ANSWER:

It isn't clear to me whether there will be much foot traffic on your walkways. I am not sure how the native clovers, the two groundcovers or the fern would fare under heavy traffic. The sedges listed below might withstand foot traffic the best.

The following are the native clovers that are found in New York:

Dalea purpurea (purple prairie clover) up to 2 feet tall

Lespedeza capitata (roundhead lespedeza) 2 to 4 feet

Lespedeza repens (creeping lespedeza) up to 1.5 feet, photo from Samuel Roberts Noble Foundation

Lespedeza stuevei (tall lespedeza) 1.5 to 5 feet tall

Lespedeza virginica (slender lespedeza) 2 to 4 feet

Please don't use any of the species of Trifolium. They are introduced species and several of these are listed on the Weeds of the Northeast as invasive species.

There are two low ground covers that are evergreen that do well in part shade (2 to 6 hours per day of sunlight) or shade (<2 hours per day of sunlight).

Gaultheria procumbens (eastern teaberry) evergreen, 2 to 6 inches, prefers part shade or shade

Mitchella repens (partridgeberry) evergreen, up to 2 inches, prefers part shade or shade

There is an evergreen fern, Polystichum acrostichoides (Christmas fern), that grows from 1 to 2 feet and prefers sun or part shade.

One of the sedges might be a good choice. Sedge are grasslike and can be mowed, most are evergreen and low-growing. You can read about Woodland Sedges, in an article from the North American Native Plant Society. Below are several sedges that are found in New York.

Carex blanda (eastern woodland sedge)

Carex pensylvanica (Pennsylvania sedge)

Carex texensis (Texas sedge)

Carex vulpinoidea (fox sedge)

Visit our Recommended Species page and select New York from the map to see a list of native species suitable for landscaping in New York and are avaiable commercially.


Dalea purpurea

Lespedeza capitata

Lespedeza stuevei

Lespedeza virginica

Gaultheria procumbens

Mitchella repens

Carex blanda

Carex pensylvanica

Carex texensis

Carex vulpinoidea

 

 

More Groundcovers Questions

Groundcovers to replace meadow grasses
September 08, 2008 - Are there any groundcovers that are tolerant to local conditions between Bastrop and Elgin and hardy enough to takeover meadow grasses?
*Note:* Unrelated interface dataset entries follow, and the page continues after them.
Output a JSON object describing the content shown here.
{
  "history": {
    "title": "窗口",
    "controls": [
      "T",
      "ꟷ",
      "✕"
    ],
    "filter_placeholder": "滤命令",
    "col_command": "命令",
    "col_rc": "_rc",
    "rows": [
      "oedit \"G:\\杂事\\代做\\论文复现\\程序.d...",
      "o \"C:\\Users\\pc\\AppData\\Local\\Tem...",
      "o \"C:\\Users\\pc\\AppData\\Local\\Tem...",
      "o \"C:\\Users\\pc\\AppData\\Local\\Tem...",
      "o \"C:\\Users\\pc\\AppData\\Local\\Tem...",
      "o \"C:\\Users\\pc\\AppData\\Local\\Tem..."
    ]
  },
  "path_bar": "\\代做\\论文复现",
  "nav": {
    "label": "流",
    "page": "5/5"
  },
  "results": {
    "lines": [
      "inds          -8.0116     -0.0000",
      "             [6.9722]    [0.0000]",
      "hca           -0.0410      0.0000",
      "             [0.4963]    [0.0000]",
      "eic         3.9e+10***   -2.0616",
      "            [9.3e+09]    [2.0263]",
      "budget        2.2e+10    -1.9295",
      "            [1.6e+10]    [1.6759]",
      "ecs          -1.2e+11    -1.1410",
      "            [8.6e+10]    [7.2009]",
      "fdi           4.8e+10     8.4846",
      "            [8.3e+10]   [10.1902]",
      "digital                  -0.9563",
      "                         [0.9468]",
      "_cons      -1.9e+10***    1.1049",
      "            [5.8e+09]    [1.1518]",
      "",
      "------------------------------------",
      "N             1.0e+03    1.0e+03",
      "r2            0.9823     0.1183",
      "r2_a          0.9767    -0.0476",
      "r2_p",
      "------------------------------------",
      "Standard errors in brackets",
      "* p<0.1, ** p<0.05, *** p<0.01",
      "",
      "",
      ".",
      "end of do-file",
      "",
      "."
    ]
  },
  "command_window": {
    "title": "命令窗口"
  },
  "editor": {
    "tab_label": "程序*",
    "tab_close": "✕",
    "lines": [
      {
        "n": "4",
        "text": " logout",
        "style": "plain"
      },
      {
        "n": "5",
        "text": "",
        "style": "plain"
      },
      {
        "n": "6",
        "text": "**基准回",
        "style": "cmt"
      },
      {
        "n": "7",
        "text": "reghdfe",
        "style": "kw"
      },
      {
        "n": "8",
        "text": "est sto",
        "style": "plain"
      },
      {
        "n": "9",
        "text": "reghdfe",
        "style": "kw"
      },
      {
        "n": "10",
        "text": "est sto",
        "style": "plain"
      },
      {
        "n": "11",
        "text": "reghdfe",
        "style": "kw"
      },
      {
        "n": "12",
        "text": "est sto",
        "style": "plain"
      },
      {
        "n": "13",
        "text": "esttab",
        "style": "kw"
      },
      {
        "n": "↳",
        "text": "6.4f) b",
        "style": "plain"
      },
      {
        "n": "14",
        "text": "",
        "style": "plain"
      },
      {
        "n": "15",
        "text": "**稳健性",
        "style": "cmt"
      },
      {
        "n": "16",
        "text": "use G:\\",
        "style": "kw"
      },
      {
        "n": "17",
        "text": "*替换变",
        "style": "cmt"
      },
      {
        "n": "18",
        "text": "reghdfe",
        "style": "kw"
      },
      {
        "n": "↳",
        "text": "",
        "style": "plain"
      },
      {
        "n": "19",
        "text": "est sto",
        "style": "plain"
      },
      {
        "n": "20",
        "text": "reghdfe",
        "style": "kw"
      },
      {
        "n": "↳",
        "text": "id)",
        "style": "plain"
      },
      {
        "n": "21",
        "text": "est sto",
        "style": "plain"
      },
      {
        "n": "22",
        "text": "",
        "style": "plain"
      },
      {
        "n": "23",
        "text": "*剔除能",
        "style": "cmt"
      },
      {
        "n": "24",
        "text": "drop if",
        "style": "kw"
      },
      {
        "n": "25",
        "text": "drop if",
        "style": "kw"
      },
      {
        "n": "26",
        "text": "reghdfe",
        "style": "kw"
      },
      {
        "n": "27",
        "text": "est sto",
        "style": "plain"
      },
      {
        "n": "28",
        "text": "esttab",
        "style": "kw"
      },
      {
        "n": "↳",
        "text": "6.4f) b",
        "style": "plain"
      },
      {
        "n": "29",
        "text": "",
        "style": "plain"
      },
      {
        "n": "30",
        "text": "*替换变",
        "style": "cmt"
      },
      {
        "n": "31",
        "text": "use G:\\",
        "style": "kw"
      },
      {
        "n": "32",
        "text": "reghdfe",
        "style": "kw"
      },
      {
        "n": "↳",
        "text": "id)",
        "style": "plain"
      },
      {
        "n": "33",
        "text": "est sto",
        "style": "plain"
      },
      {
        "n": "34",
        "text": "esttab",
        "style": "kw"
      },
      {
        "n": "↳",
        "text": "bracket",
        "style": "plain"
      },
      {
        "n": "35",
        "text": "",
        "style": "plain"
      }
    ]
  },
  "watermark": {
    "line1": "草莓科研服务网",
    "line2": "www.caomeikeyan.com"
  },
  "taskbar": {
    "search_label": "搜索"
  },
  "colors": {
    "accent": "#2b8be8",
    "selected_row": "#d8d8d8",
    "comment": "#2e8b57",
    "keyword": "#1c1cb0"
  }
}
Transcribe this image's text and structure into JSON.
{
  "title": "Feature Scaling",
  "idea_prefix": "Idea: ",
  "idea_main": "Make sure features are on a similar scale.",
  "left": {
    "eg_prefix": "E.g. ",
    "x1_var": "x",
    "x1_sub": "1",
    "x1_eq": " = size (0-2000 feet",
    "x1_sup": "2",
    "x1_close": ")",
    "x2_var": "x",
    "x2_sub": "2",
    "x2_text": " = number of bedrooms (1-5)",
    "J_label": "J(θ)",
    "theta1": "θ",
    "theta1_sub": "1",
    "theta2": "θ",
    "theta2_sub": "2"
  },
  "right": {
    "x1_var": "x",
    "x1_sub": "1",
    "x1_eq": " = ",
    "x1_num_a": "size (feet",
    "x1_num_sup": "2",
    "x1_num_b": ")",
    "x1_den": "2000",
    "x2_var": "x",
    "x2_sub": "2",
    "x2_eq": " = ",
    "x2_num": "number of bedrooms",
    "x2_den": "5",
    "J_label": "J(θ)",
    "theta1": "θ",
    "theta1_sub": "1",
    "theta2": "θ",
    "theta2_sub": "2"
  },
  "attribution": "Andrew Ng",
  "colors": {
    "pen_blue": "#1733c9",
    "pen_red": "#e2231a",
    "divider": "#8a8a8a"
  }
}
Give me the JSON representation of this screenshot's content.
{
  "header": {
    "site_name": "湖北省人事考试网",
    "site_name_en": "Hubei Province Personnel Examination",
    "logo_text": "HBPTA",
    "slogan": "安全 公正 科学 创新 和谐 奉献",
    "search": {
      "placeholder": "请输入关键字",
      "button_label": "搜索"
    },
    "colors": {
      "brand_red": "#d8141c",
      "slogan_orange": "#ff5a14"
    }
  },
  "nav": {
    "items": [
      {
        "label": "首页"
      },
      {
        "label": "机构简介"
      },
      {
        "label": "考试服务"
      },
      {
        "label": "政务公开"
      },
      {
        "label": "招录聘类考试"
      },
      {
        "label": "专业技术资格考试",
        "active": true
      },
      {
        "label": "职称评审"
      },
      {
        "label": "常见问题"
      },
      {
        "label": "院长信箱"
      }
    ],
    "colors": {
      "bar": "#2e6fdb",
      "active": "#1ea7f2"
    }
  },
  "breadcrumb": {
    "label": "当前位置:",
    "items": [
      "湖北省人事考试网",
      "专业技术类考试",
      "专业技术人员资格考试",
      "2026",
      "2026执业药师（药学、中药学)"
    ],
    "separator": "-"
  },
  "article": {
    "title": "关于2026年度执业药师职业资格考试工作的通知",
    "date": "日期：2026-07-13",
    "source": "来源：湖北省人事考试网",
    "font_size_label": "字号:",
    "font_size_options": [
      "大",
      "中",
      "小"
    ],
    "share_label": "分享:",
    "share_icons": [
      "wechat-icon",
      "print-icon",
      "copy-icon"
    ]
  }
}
I have a couple of acres that was a meadow before I moved here e...
view the full question and answer

Evergreen ground cover for San Antonio
August 03, 2011 - Is there a short, evergreen, drought tolerant ground cover which will tolerate light traffic that can be used instead of grass? San Antonio, Texas
view the full question and answer

Mystery Ground Cover in WI
July 11, 2011 - I am trying to identify a ground cover plant that has started growing in my yard (I'm in central Wisconsin). It is very short, only about 1-2 inches tall and is very thick covering the ground. It h...
view the full question and answer

Groundcover for Sunny Slope in CT
May 11, 2013 - I need a plant to use as groundcover and for erosion control on a sunny slope in southwestern Connecticut. Any suggestions other than juniper?
view the full question and answer

Parthenocissus quinquefolia as replacement for Asiatic jasmine
June 14, 2007 - The deer have stripped the Asiatic jasmine groundcover under my clusters of live oak trees in Southwest Austin. This year the bare areas of ground are covered in Virginia creeper seedlings. I have b...
view the full question and answer

Smarty Plants's Facebook profile Support the Wildflower Center by Donating Online or Becoming a Member today.

Mr. Smarty Plants wants you to be his Facebook friend. Click the Facebook icon to add yourself to Mr. Smarty Plants list of friends.
E-NEWSLETTER | BECOME A MEMBER | DONATE NOW | MEDIA | SITEMAP | STAFF
© 2015 Lady Bird Johnson Wildflower Center